◆ EXERCISE: No pictures, everything else exact: set down the entries in full.

◆ MATERIAL SHOWN:

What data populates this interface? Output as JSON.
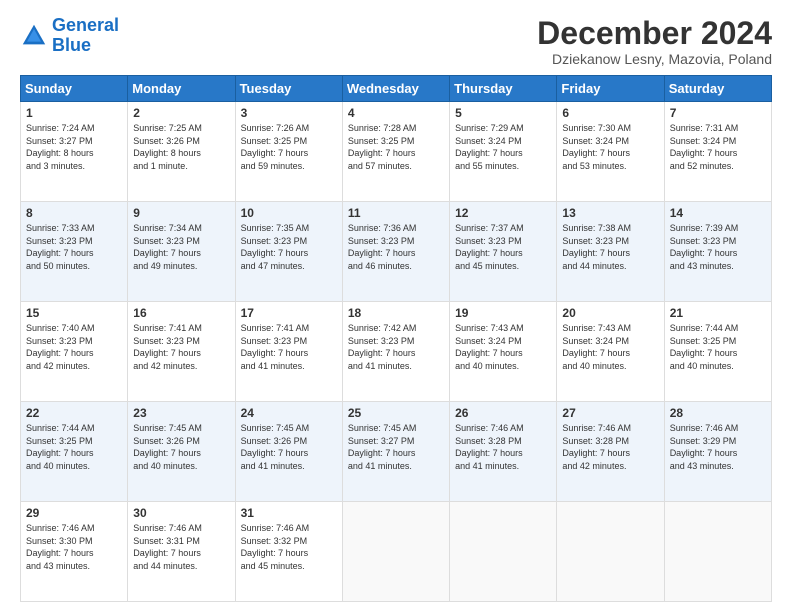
{
  "logo": {
    "line1": "General",
    "line2": "Blue"
  },
  "title": "December 2024",
  "subtitle": "Dziekanow Lesny, Mazovia, Poland",
  "days_of_week": [
    "Sunday",
    "Monday",
    "Tuesday",
    "Wednesday",
    "Thursday",
    "Friday",
    "Saturday"
  ],
  "weeks": [
    [
      {
        "day": 1,
        "info": "Sunrise: 7:24 AM\nSunset: 3:27 PM\nDaylight: 8 hours\nand 3 minutes."
      },
      {
        "day": 2,
        "info": "Sunrise: 7:25 AM\nSunset: 3:26 PM\nDaylight: 8 hours\nand 1 minute."
      },
      {
        "day": 3,
        "info": "Sunrise: 7:26 AM\nSunset: 3:25 PM\nDaylight: 7 hours\nand 59 minutes."
      },
      {
        "day": 4,
        "info": "Sunrise: 7:28 AM\nSunset: 3:25 PM\nDaylight: 7 hours\nand 57 minutes."
      },
      {
        "day": 5,
        "info": "Sunrise: 7:29 AM\nSunset: 3:24 PM\nDaylight: 7 hours\nand 55 minutes."
      },
      {
        "day": 6,
        "info": "Sunrise: 7:30 AM\nSunset: 3:24 PM\nDaylight: 7 hours\nand 53 minutes."
      },
      {
        "day": 7,
        "info": "Sunrise: 7:31 AM\nSunset: 3:24 PM\nDaylight: 7 hours\nand 52 minutes."
      }
    ],
    [
      {
        "day": 8,
        "info": "Sunrise: 7:33 AM\nSunset: 3:23 PM\nDaylight: 7 hours\nand 50 minutes."
      },
      {
        "day": 9,
        "info": "Sunrise: 7:34 AM\nSunset: 3:23 PM\nDaylight: 7 hours\nand 49 minutes."
      },
      {
        "day": 10,
        "info": "Sunrise: 7:35 AM\nSunset: 3:23 PM\nDaylight: 7 hours\nand 47 minutes."
      },
      {
        "day": 11,
        "info": "Sunrise: 7:36 AM\nSunset: 3:23 PM\nDaylight: 7 hours\nand 46 minutes."
      },
      {
        "day": 12,
        "info": "Sunrise: 7:37 AM\nSunset: 3:23 PM\nDaylight: 7 hours\nand 45 minutes."
      },
      {
        "day": 13,
        "info": "Sunrise: 7:38 AM\nSunset: 3:23 PM\nDaylight: 7 hours\nand 44 minutes."
      },
      {
        "day": 14,
        "info": "Sunrise: 7:39 AM\nSunset: 3:23 PM\nDaylight: 7 hours\nand 43 minutes."
      }
    ],
    [
      {
        "day": 15,
        "info": "Sunrise: 7:40 AM\nSunset: 3:23 PM\nDaylight: 7 hours\nand 42 minutes."
      },
      {
        "day": 16,
        "info": "Sunrise: 7:41 AM\nSunset: 3:23 PM\nDaylight: 7 hours\nand 42 minutes."
      },
      {
        "day": 17,
        "info": "Sunrise: 7:41 AM\nSunset: 3:23 PM\nDaylight: 7 hours\nand 41 minutes."
      },
      {
        "day": 18,
        "info": "Sunrise: 7:42 AM\nSunset: 3:23 PM\nDaylight: 7 hours\nand 41 minutes."
      },
      {
        "day": 19,
        "info": "Sunrise: 7:43 AM\nSunset: 3:24 PM\nDaylight: 7 hours\nand 40 minutes."
      },
      {
        "day": 20,
        "info": "Sunrise: 7:43 AM\nSunset: 3:24 PM\nDaylight: 7 hours\nand 40 minutes."
      },
      {
        "day": 21,
        "info": "Sunrise: 7:44 AM\nSunset: 3:25 PM\nDaylight: 7 hours\nand 40 minutes."
      }
    ],
    [
      {
        "day": 22,
        "info": "Sunrise: 7:44 AM\nSunset: 3:25 PM\nDaylight: 7 hours\nand 40 minutes."
      },
      {
        "day": 23,
        "info": "Sunrise: 7:45 AM\nSunset: 3:26 PM\nDaylight: 7 hours\nand 40 minutes."
      },
      {
        "day": 24,
        "info": "Sunrise: 7:45 AM\nSunset: 3:26 PM\nDaylight: 7 hours\nand 41 minutes."
      },
      {
        "day": 25,
        "info": "Sunrise: 7:45 AM\nSunset: 3:27 PM\nDaylight: 7 hours\nand 41 minutes."
      },
      {
        "day": 26,
        "info": "Sunrise: 7:46 AM\nSunset: 3:28 PM\nDaylight: 7 hours\nand 41 minutes."
      },
      {
        "day": 27,
        "info": "Sunrise: 7:46 AM\nSunset: 3:28 PM\nDaylight: 7 hours\nand 42 minutes."
      },
      {
        "day": 28,
        "info": "Sunrise: 7:46 AM\nSunset: 3:29 PM\nDaylight: 7 hours\nand 43 minutes."
      }
    ],
    [
      {
        "day": 29,
        "info": "Sunrise: 7:46 AM\nSunset: 3:30 PM\nDaylight: 7 hours\nand 43 minutes."
      },
      {
        "day": 30,
        "info": "Sunrise: 7:46 AM\nSunset: 3:31 PM\nDaylight: 7 hours\nand 44 minutes."
      },
      {
        "day": 31,
        "info": "Sunrise: 7:46 AM\nSunset: 3:32 PM\nDaylight: 7 hours\nand 45 minutes."
      },
      null,
      null,
      null,
      null
    ]
  ]
}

◆ EXERCISE RESULT:
What data populates this interface? Output as JSON.
{
  "logo": {
    "line1": "General",
    "line2": "Blue"
  },
  "title": "December 2024",
  "subtitle": "Dziekanow Lesny, Mazovia, Poland",
  "days_of_week": [
    "Sunday",
    "Monday",
    "Tuesday",
    "Wednesday",
    "Thursday",
    "Friday",
    "Saturday"
  ],
  "weeks": [
    [
      {
        "day": 1,
        "info": "Sunrise: 7:24 AM\nSunset: 3:27 PM\nDaylight: 8 hours\nand 3 minutes."
      },
      {
        "day": 2,
        "info": "Sunrise: 7:25 AM\nSunset: 3:26 PM\nDaylight: 8 hours\nand 1 minute."
      },
      {
        "day": 3,
        "info": "Sunrise: 7:26 AM\nSunset: 3:25 PM\nDaylight: 7 hours\nand 59 minutes."
      },
      {
        "day": 4,
        "info": "Sunrise: 7:28 AM\nSunset: 3:25 PM\nDaylight: 7 hours\nand 57 minutes."
      },
      {
        "day": 5,
        "info": "Sunrise: 7:29 AM\nSunset: 3:24 PM\nDaylight: 7 hours\nand 55 minutes."
      },
      {
        "day": 6,
        "info": "Sunrise: 7:30 AM\nSunset: 3:24 PM\nDaylight: 7 hours\nand 53 minutes."
      },
      {
        "day": 7,
        "info": "Sunrise: 7:31 AM\nSunset: 3:24 PM\nDaylight: 7 hours\nand 52 minutes."
      }
    ],
    [
      {
        "day": 8,
        "info": "Sunrise: 7:33 AM\nSunset: 3:23 PM\nDaylight: 7 hours\nand 50 minutes."
      },
      {
        "day": 9,
        "info": "Sunrise: 7:34 AM\nSunset: 3:23 PM\nDaylight: 7 hours\nand 49 minutes."
      },
      {
        "day": 10,
        "info": "Sunrise: 7:35 AM\nSunset: 3:23 PM\nDaylight: 7 hours\nand 47 minutes."
      },
      {
        "day": 11,
        "info": "Sunrise: 7:36 AM\nSunset: 3:23 PM\nDaylight: 7 hours\nand 46 minutes."
      },
      {
        "day": 12,
        "info": "Sunrise: 7:37 AM\nSunset: 3:23 PM\nDaylight: 7 hours\nand 45 minutes."
      },
      {
        "day": 13,
        "info": "Sunrise: 7:38 AM\nSunset: 3:23 PM\nDaylight: 7 hours\nand 44 minutes."
      },
      {
        "day": 14,
        "info": "Sunrise: 7:39 AM\nSunset: 3:23 PM\nDaylight: 7 hours\nand 43 minutes."
      }
    ],
    [
      {
        "day": 15,
        "info": "Sunrise: 7:40 AM\nSunset: 3:23 PM\nDaylight: 7 hours\nand 42 minutes."
      },
      {
        "day": 16,
        "info": "Sunrise: 7:41 AM\nSunset: 3:23 PM\nDaylight: 7 hours\nand 42 minutes."
      },
      {
        "day": 17,
        "info": "Sunrise: 7:41 AM\nSunset: 3:23 PM\nDaylight: 7 hours\nand 41 minutes."
      },
      {
        "day": 18,
        "info": "Sunrise: 7:42 AM\nSunset: 3:23 PM\nDaylight: 7 hours\nand 41 minutes."
      },
      {
        "day": 19,
        "info": "Sunrise: 7:43 AM\nSunset: 3:24 PM\nDaylight: 7 hours\nand 40 minutes."
      },
      {
        "day": 20,
        "info": "Sunrise: 7:43 AM\nSunset: 3:24 PM\nDaylight: 7 hours\nand 40 minutes."
      },
      {
        "day": 21,
        "info": "Sunrise: 7:44 AM\nSunset: 3:25 PM\nDaylight: 7 hours\nand 40 minutes."
      }
    ],
    [
      {
        "day": 22,
        "info": "Sunrise: 7:44 AM\nSunset: 3:25 PM\nDaylight: 7 hours\nand 40 minutes."
      },
      {
        "day": 23,
        "info": "Sunrise: 7:45 AM\nSunset: 3:26 PM\nDaylight: 7 hours\nand 40 minutes."
      },
      {
        "day": 24,
        "info": "Sunrise: 7:45 AM\nSunset: 3:26 PM\nDaylight: 7 hours\nand 41 minutes."
      },
      {
        "day": 25,
        "info": "Sunrise: 7:45 AM\nSunset: 3:27 PM\nDaylight: 7 hours\nand 41 minutes."
      },
      {
        "day": 26,
        "info": "Sunrise: 7:46 AM\nSunset: 3:28 PM\nDaylight: 7 hours\nand 41 minutes."
      },
      {
        "day": 27,
        "info": "Sunrise: 7:46 AM\nSunset: 3:28 PM\nDaylight: 7 hours\nand 42 minutes."
      },
      {
        "day": 28,
        "info": "Sunrise: 7:46 AM\nSunset: 3:29 PM\nDaylight: 7 hours\nand 43 minutes."
      }
    ],
    [
      {
        "day": 29,
        "info": "Sunrise: 7:46 AM\nSunset: 3:30 PM\nDaylight: 7 hours\nand 43 minutes."
      },
      {
        "day": 30,
        "info": "Sunrise: 7:46 AM\nSunset: 3:31 PM\nDaylight: 7 hours\nand 44 minutes."
      },
      {
        "day": 31,
        "info": "Sunrise: 7:46 AM\nSunset: 3:32 PM\nDaylight: 7 hours\nand 45 minutes."
      },
      null,
      null,
      null,
      null
    ]
  ]
}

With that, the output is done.